Still, it was easy to carry, and that’s the first thing I looked for in a laptop because I only used it when on the move. I stuck with similar criteria for years after that, up to a Vaio Z in 2010.

But the way I work has changed during the last five years or so: I lost the desk and desktop PC I had at home when the space was upgraded to a chest of drawers; I do less number-crunching than I used to, and rely less on the power of a desktop machine. I can “get away with” using a laptop more.

I now have most of my data online, so I no longer have any need to carry the same computer between work and home.  And having a family I travel less.  I haven’t left Europe since 2002, meaning that first Vaio is still the only computer I’ve ever tried to use on a plane.

So I now work on a laptop far more than I used to, but it doesn’t actually have to move about as much.

During the same five years, something bad has happened to laptops.

Screens have got shorter and shorter and gone all shiny. Keyboards have turned flat and featureless. The hardware has got faster, but quite a bit of that is down to solid-state drives—which you can retrofit in any machine. For the former me, an 11″ MacBook Air would have seemed like the ideal machine: to the current me, it starts to look a bit fiddly.

When all this eventually dawned on me, I made a couple of trips to the Queensway computer market and to eBay and discovered that a Thinkpad T60, made in 2007, now costs about £150.

Quadratisch, praktisch, gut

There are machines that do individual things better than the T60, but nothing else I’ve found yet is so consistently nice to use.

Thinkpad T60The 14″ non-widescreen high resolution display! All those lines of text!  Funny to think this was once commonplace.

A proper bumpy keyboard!  And a good one, if not quite your Sun Type-5.

Of course it’s not fast as such, but it was certainly fast “only” five years ago, and it’s good enough, especially with another 70 quid spent on an SSD, to feel broadly contemporary rather than totally antique.

(Software no longer seems to bloat as rapidly as it used to, either because I’ve been fixed in the same tasks and development environments for too long, or because the increasing proliferation of lower-level general-purpose hardware and the limitations of Moore’s law have moderated other developers’ ambitions.)

Very solidly built; easy to find spare parts and replacement batteries; battery life isn’t bad. The styling is a bit divisive, but it appeals to me.

Finally, the T60 was the last Thinkpad that actually said IBM on it. I’m a sucker for that.

And a hundred and fifty quid!  Just writing it makes me want to go and buy another… although even at that price, I can’t currently afford to. Even so, it puts dramatically into perspective the amount I’ve spent on new hardware over the years.
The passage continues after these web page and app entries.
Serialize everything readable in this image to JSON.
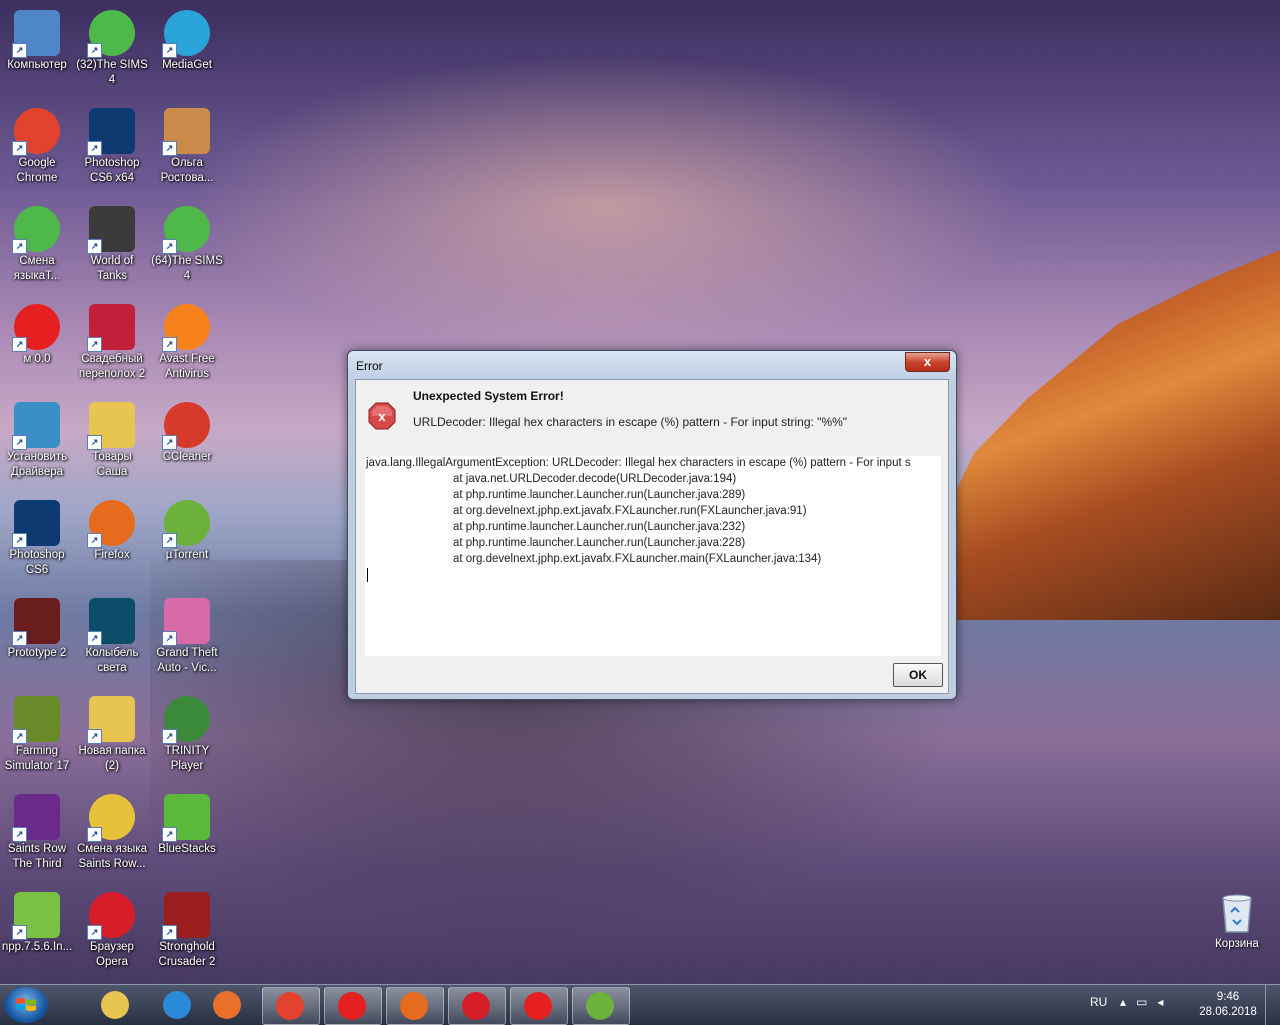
{
  "desktop": {
    "icons": [
      {
        "label": "Компьютер",
        "icon": "computer-icon",
        "color": "#4f86c9"
      },
      {
        "label": "(32)The SIMS 4",
        "icon": "sims-icon",
        "color": "#4fb84a"
      },
      {
        "label": "MediaGet",
        "icon": "mediaget-icon",
        "color": "#2aa3d8"
      },
      {
        "label": "Google Chrome",
        "icon": "chrome-icon",
        "color": "#e3422f"
      },
      {
        "label": "Photoshop CS6 x64",
        "icon": "photoshop-icon",
        "color": "#0d3a70"
      },
      {
        "label": "Ольга Ростова...",
        "icon": "cowgirl-icon",
        "color": "#c98a4a"
      },
      {
        "label": "Смена языкаТ...",
        "icon": "sims-icon",
        "color": "#4fb84a"
      },
      {
        "label": "World of Tanks",
        "icon": "wot-icon",
        "color": "#3b3b3b"
      },
      {
        "label": "(64)The SIMS 4",
        "icon": "sims-icon",
        "color": "#4fb84a"
      },
      {
        "label": "м 0.0",
        "icon": "yandex-icon",
        "color": "#e62020"
      },
      {
        "label": "Свадебный переполох 2",
        "icon": "wedding-game-icon",
        "color": "#c21f3a"
      },
      {
        "label": "Avast Free Antivirus",
        "icon": "avast-icon",
        "color": "#f7821b"
      },
      {
        "label": "Установить Драйвера",
        "icon": "driver-install-icon",
        "color": "#3a8fc4"
      },
      {
        "label": "Товары Саша",
        "icon": "folder-icon",
        "color": "#e8c451"
      },
      {
        "label": "CCleaner",
        "icon": "ccleaner-icon",
        "color": "#d53a2a"
      },
      {
        "label": "Photoshop CS6",
        "icon": "photoshop-icon",
        "color": "#0d3a70"
      },
      {
        "label": "Firefox",
        "icon": "firefox-icon",
        "color": "#e66b1f"
      },
      {
        "label": "µTorrent",
        "icon": "utorrent-icon",
        "color": "#6bb13b"
      },
      {
        "label": "Prototype 2",
        "icon": "prototype-icon",
        "color": "#6a1d1d"
      },
      {
        "label": "Колыбель света",
        "icon": "cradle-icon",
        "color": "#0c4d6a"
      },
      {
        "label": "Grand Theft Auto - Vic...",
        "icon": "gta-icon",
        "color": "#d86aa8"
      },
      {
        "label": "Farming Simulator 17",
        "icon": "farming-icon",
        "color": "#6a8a2a"
      },
      {
        "label": "Новая папка (2)",
        "icon": "folder-icon",
        "color": "#e8c451"
      },
      {
        "label": "TRINITY Player",
        "icon": "trinity-player-icon",
        "color": "#3a8a3a"
      },
      {
        "label": "Saints Row The Third",
        "icon": "saints-row-icon",
        "color": "#6a2a8a"
      },
      {
        "label": "Смена языка Saints Row...",
        "icon": "disc-icon",
        "color": "#e6c23a"
      },
      {
        "label": "BlueStacks",
        "icon": "bluestacks-icon",
        "color": "#5ab83a"
      },
      {
        "label": "npp.7.5.6.In...",
        "icon": "notepadpp-icon",
        "color": "#7ac043"
      },
      {
        "label": "Браузер Opera",
        "icon": "opera-icon",
        "color": "#d61e28"
      },
      {
        "label": "Stronghold Crusader 2",
        "icon": "stronghold-icon",
        "color": "#9a1e1e"
      }
    ],
    "recycle_bin": {
      "label": "Корзина",
      "icon": "recycle-bin-icon"
    }
  },
  "dialog": {
    "title": "Error",
    "close_label": "x",
    "heading": "Unexpected System Error!",
    "message": "URLDecoder: Illegal hex characters in escape (%) pattern - For input string: \"%%\"",
    "trace": [
      "java.lang.IllegalArgumentException: URLDecoder: Illegal hex characters in escape (%) pattern - For input s",
      "at java.net.URLDecoder.decode(URLDecoder.java:194)",
      "at php.runtime.launcher.Launcher.run(Launcher.java:289)",
      "at org.develnext.jphp.ext.javafx.FXLauncher.run(FXLauncher.java:91)",
      "at php.runtime.launcher.Launcher.run(Launcher.java:232)",
      "at php.runtime.launcher.Launcher.run(Launcher.java:228)",
      "at org.develnext.jphp.ext.javafx.FXLauncher.main(FXLauncher.java:134)"
    ],
    "ok_label": "OK"
  },
  "taskbar": {
    "buttons": [
      {
        "icon": "explorer-icon",
        "color": "#e8c451"
      },
      {
        "icon": "ie-icon",
        "color": "#2a8ad8"
      },
      {
        "icon": "media-player-icon",
        "color": "#e8702a"
      },
      {
        "icon": "chrome-icon",
        "color": "#e3422f"
      },
      {
        "icon": "yandex-icon",
        "color": "#e62020"
      },
      {
        "icon": "firefox-icon",
        "color": "#e66b1f"
      },
      {
        "icon": "opera-icon",
        "color": "#d61e28"
      },
      {
        "icon": "yandex-browser-icon",
        "color": "#e62020"
      },
      {
        "icon": "utorrent-icon",
        "color": "#6bb13b"
      }
    ],
    "language": "RU",
    "time": "9:46",
    "date": "28.06.2018"
  }
}
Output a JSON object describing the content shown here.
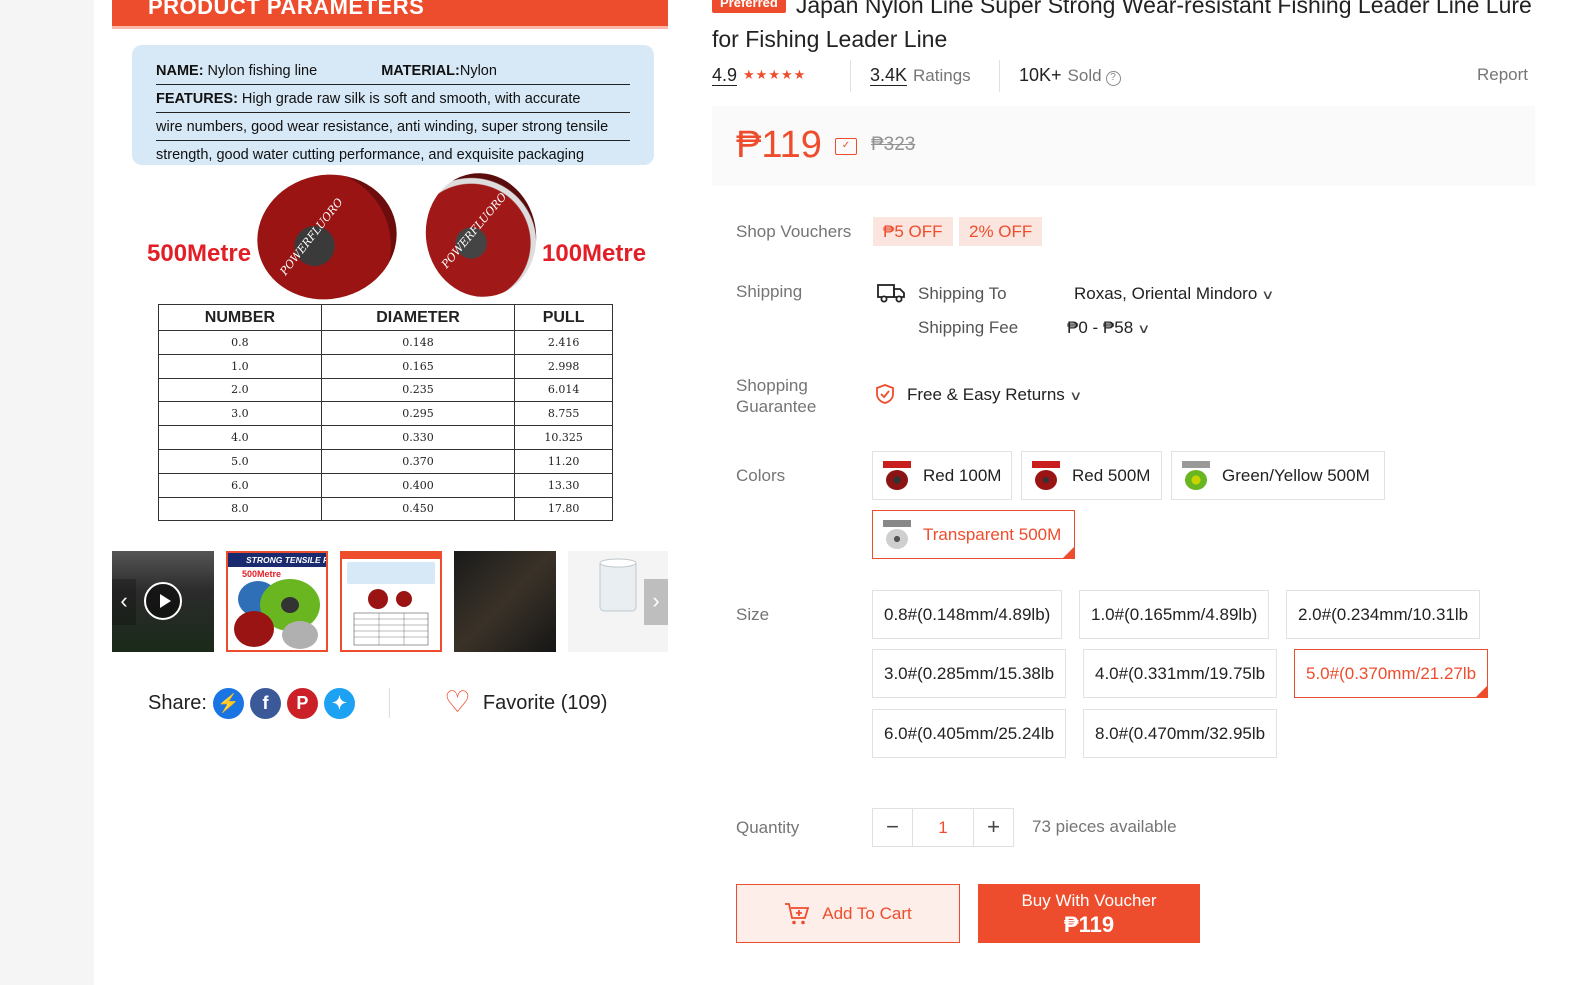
{
  "gallery": {
    "banner_title": "PRODUCT PARAMETERS",
    "specs": {
      "name_label": "NAME:",
      "name_value": " Nylon fishing line",
      "material_label": "MATERIAL:",
      "material_value": "Nylon",
      "features_label": "FEATURES:",
      "features_line1": " High grade raw silk is soft and smooth, with accurate",
      "features_line2": "wire numbers, good wear resistance, anti winding, super strong tensile",
      "features_line3": "strength, good water cutting performance, and exquisite packaging"
    },
    "spool_big_label": "POWERFLUORO",
    "spool_small_label": "POWERFLUORO",
    "metre_left": "500Metre",
    "metre_right": "100Metre",
    "table": {
      "headers": [
        "NUMBER",
        "DIAMETER",
        "PULL"
      ],
      "rows": [
        [
          "0.8",
          "0.148",
          "2.416"
        ],
        [
          "1.0",
          "0.165",
          "2.998"
        ],
        [
          "2.0",
          "0.235",
          "6.014"
        ],
        [
          "3.0",
          "0.295",
          "8.755"
        ],
        [
          "4.0",
          "0.330",
          "10.325"
        ],
        [
          "5.0",
          "0.370",
          "11.20"
        ],
        [
          "6.0",
          "0.400",
          "13.30"
        ],
        [
          "8.0",
          "0.450",
          "17.80"
        ]
      ]
    },
    "thumb2_caption": "STRONG TENSILE FORCE",
    "thumb2_sub": "500Metre"
  },
  "share": {
    "label": "Share:",
    "favorite_label": "Favorite (109)"
  },
  "product": {
    "badge": "Preferred",
    "title": "Japan Nylon Line Super Strong Wear-resistant Fishing Leader Line Lure for Fishing Leader Line",
    "rating": "4.9",
    "stars": "★★★★★",
    "ratings_count": "3.4K",
    "ratings_label": "Ratings",
    "sold_count": "10K+",
    "sold_label": "Sold",
    "report_label": "Report",
    "price": "₱119",
    "price_original": "₱323"
  },
  "vouchers": {
    "label": "Shop Vouchers",
    "items": [
      "₱5 OFF",
      "2% OFF"
    ]
  },
  "shipping": {
    "label": "Shipping",
    "to_label": "Shipping To",
    "to_value": "Roxas, Oriental Mindoro",
    "fee_label": "Shipping Fee",
    "fee_value": "₱0 - ₱58"
  },
  "guarantee": {
    "label_line1": "Shopping",
    "label_line2": "Guarantee",
    "value": "Free & Easy Returns"
  },
  "colors": {
    "label": "Colors",
    "options": [
      "Red 100M",
      "Red 500M",
      "Green/Yellow 500M",
      "Transparent 500M"
    ],
    "selected": "Transparent 500M"
  },
  "size": {
    "label": "Size",
    "options": [
      "0.8#(0.148mm/4.89lb)",
      "1.0#(0.165mm/4.89lb)",
      "2.0#(0.234mm/10.31lb",
      "3.0#(0.285mm/15.38lb",
      "4.0#(0.331mm/19.75lb",
      "5.0#(0.370mm/21.27lb",
      "6.0#(0.405mm/25.24lb",
      "8.0#(0.470mm/32.95lb"
    ],
    "selected": "5.0#(0.370mm/21.27lb"
  },
  "quantity": {
    "label": "Quantity",
    "minus": "−",
    "value": "1",
    "plus": "+",
    "available": "73 pieces available"
  },
  "actions": {
    "add_to_cart": "Add To Cart",
    "buy_line1": "Buy With Voucher",
    "buy_line2": "₱119"
  },
  "colors_accent": {
    "brand": "#ee4d2d",
    "voucher_bg": "#fbe5df"
  }
}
Is this just because I’m becoming obsolete along with the computers I use? Is it an affectation that I’ll forget all about next time something really shiny turns up? Or is it a symptom of the PC age running out of appealing novelties?